━━━ INFORMATION ━━━

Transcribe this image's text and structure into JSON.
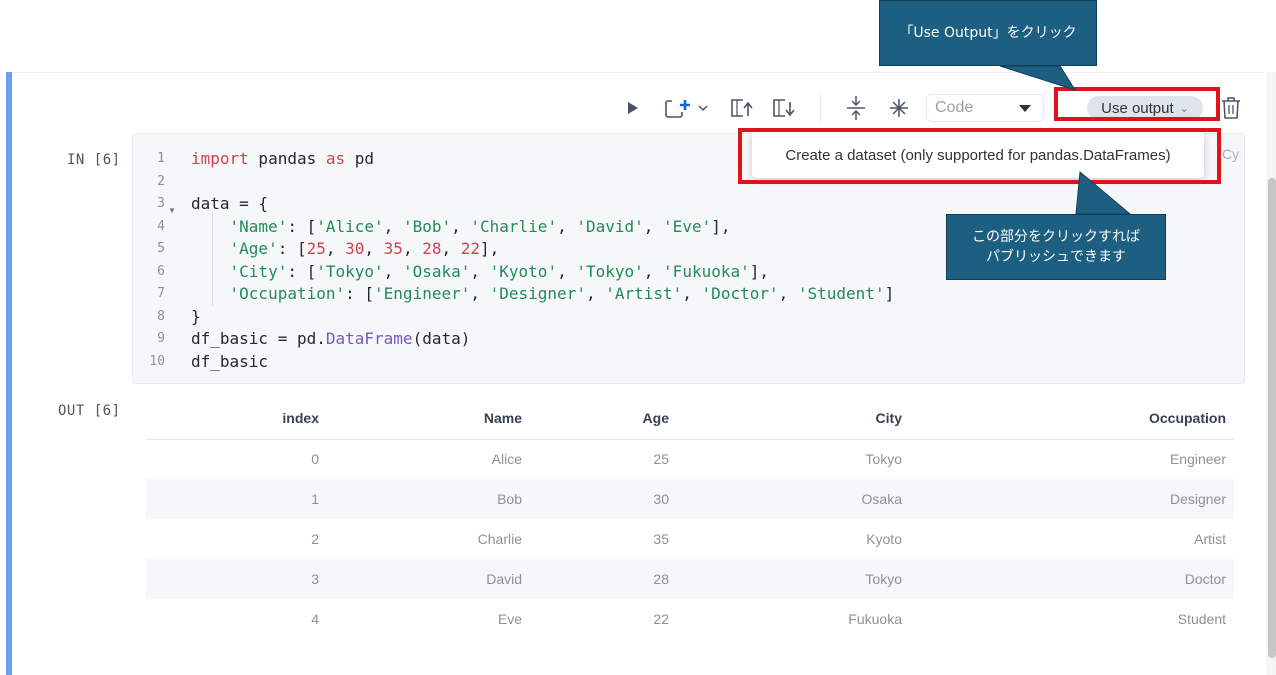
{
  "toolbar": {
    "run_icon": "play-icon",
    "add_cell_icon": "add-cell-icon",
    "move_up_icon": "move-cell-up-icon",
    "move_down_icon": "move-cell-down-icon",
    "collapse_icon": "collapse-icon",
    "expand_icon": "expand-icon",
    "cell_type": "Code",
    "use_output_label": "Use output",
    "delete_icon": "trash-icon"
  },
  "dropdown": {
    "item": "Create a dataset (only supported for pandas.DataFrames)"
  },
  "annotations": {
    "callout_top": "「Use Output」をクリック",
    "callout_bottom_line1": "この部分をクリックすれば",
    "callout_bottom_line2": "パブリッシュできます",
    "highlight_color": "#e0121b",
    "callout_color": "#1d5f80"
  },
  "cell": {
    "in_label": "IN [6]",
    "out_label": "OUT [6]",
    "copy_hint": "Cy",
    "line_numbers": [
      "1",
      "2",
      "3",
      "4",
      "5",
      "6",
      "7",
      "8",
      "9",
      "10"
    ],
    "code": {
      "l1_kw1": "import",
      "l1_mod": " pandas ",
      "l1_kw2": "as",
      "l1_alias": " pd",
      "l3": "data = {",
      "l4_key": "'Name'",
      "l4_p1": ": [",
      "l4_v1": "'Alice'",
      "l4_v2": "'Bob'",
      "l4_v3": "'Charlie'",
      "l4_v4": "'David'",
      "l4_v5": "'Eve'",
      "l4_end": "],",
      "l5_key": "'Age'",
      "l5_p1": ": [",
      "l5_v1": "25",
      "l5_v2": "30",
      "l5_v3": "35",
      "l5_v4": "28",
      "l5_v5": "22",
      "l5_end": "],",
      "l6_key": "'City'",
      "l6_p1": ": [",
      "l6_v1": "'Tokyo'",
      "l6_v2": "'Osaka'",
      "l6_v3": "'Kyoto'",
      "l6_v4": "'Tokyo'",
      "l6_v5": "'Fukuoka'",
      "l6_end": "],",
      "l7_key": "'Occupation'",
      "l7_p1": ": [",
      "l7_v1": "'Engineer'",
      "l7_v2": "'Designer'",
      "l7_v3": "'Artist'",
      "l7_v4": "'Doctor'",
      "l7_v5": "'Student'",
      "l7_end": "]",
      "l8": "}",
      "l9_a": "df_basic = pd.",
      "l9_fn": "DataFrame",
      "l9_b": "(data)",
      "l10": "df_basic"
    }
  },
  "output_table": {
    "headers": [
      "index",
      "Name",
      "Age",
      "City",
      "Occupation"
    ],
    "rows": [
      [
        "0",
        "Alice",
        "25",
        "Tokyo",
        "Engineer"
      ],
      [
        "1",
        "Bob",
        "30",
        "Osaka",
        "Designer"
      ],
      [
        "2",
        "Charlie",
        "35",
        "Kyoto",
        "Artist"
      ],
      [
        "3",
        "David",
        "28",
        "Tokyo",
        "Doctor"
      ],
      [
        "4",
        "Eve",
        "22",
        "Fukuoka",
        "Student"
      ]
    ]
  }
}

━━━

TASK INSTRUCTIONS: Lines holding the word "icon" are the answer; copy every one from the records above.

RESULT OF THIS EXERCISE:
    "run_icon": "play-icon",
    "add_cell_icon": "add-cell-icon",
    "move_up_icon": "move-cell-up-icon",
    "move_down_icon": "move-cell-down-icon",
    "collapse_icon": "collapse-icon",
    "expand_icon": "expand-icon",
    "delete_icon": "trash-icon"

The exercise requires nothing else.